The overall index for July stood at 47, down from 47.3 in June. A reading below 50 indicates a decline in factory activity. AIB chief economist Oliver Mangan commented that the ongoing contraction in Irish manufacturing activity aligns with the trend observed in most other economies, reflecting a global downturn in the sector, particularly in Europe.
The Irish manufacturing survey is part of a series of monthly surveys conducted in nearly every economy worldwide. The findings highlight the impact of rapid interest rate hikes in Europe and the US, which the European Central Bank (ECB) and the US Federal Reserve may interpret as evidence that their inflation-taming policies are effective. These global central banks aim to curb demand without pushing economies into severe recessions and driving up unemployment rates. However, critics argue that this approach carries the risk of sinking economies further.

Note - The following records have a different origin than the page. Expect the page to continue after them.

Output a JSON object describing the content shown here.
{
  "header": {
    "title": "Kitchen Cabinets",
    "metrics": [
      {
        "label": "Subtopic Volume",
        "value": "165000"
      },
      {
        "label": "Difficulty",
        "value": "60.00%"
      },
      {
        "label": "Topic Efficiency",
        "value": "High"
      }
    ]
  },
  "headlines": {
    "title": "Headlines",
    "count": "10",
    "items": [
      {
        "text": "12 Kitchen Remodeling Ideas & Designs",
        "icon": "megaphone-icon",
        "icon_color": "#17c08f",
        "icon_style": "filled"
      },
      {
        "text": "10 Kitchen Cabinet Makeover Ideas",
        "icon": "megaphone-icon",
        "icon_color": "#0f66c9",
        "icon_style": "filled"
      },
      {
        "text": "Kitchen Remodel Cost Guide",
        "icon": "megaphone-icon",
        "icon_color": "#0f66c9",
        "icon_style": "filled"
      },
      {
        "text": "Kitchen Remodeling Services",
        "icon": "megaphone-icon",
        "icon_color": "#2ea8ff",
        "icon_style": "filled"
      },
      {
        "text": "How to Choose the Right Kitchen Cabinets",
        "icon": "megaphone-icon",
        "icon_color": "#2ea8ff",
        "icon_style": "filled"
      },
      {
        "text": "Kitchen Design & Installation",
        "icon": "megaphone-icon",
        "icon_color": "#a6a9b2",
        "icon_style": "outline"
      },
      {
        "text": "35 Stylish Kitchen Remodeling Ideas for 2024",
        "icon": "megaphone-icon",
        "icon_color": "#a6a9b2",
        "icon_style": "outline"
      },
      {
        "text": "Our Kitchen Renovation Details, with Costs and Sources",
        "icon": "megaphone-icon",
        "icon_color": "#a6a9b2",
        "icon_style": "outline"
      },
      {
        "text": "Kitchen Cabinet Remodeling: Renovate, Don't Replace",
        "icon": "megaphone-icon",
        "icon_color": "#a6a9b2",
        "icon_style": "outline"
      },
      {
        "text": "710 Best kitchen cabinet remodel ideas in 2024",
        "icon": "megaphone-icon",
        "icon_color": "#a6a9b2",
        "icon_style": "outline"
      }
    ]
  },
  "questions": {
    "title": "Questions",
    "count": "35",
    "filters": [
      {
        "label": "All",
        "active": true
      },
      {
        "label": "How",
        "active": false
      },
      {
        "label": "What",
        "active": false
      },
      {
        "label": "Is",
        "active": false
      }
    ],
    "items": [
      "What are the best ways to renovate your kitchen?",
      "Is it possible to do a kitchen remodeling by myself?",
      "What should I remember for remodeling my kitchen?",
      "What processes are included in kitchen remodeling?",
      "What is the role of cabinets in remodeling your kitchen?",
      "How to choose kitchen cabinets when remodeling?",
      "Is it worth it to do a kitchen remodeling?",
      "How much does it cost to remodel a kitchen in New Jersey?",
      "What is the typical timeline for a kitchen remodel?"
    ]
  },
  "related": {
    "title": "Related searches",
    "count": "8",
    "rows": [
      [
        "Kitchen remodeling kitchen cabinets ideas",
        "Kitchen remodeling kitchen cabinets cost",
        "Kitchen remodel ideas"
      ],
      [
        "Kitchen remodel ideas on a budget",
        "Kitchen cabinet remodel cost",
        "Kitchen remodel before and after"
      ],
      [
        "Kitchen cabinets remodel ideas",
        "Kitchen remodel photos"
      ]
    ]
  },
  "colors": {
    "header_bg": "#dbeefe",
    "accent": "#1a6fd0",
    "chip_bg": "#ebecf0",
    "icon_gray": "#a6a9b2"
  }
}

Despite the challenging conditions, there is some positive news on the employment front in Irish manufacturing. The latest survey indicates an increase in manufacturing employment during the month. Additionally, factories reported a decline in input costs and attempted to pass on some of these savings to their clients. Purchasing managers in Ireland expressed optimism that demand would improve, although their confidence levels remained historically subdued, according to the survey.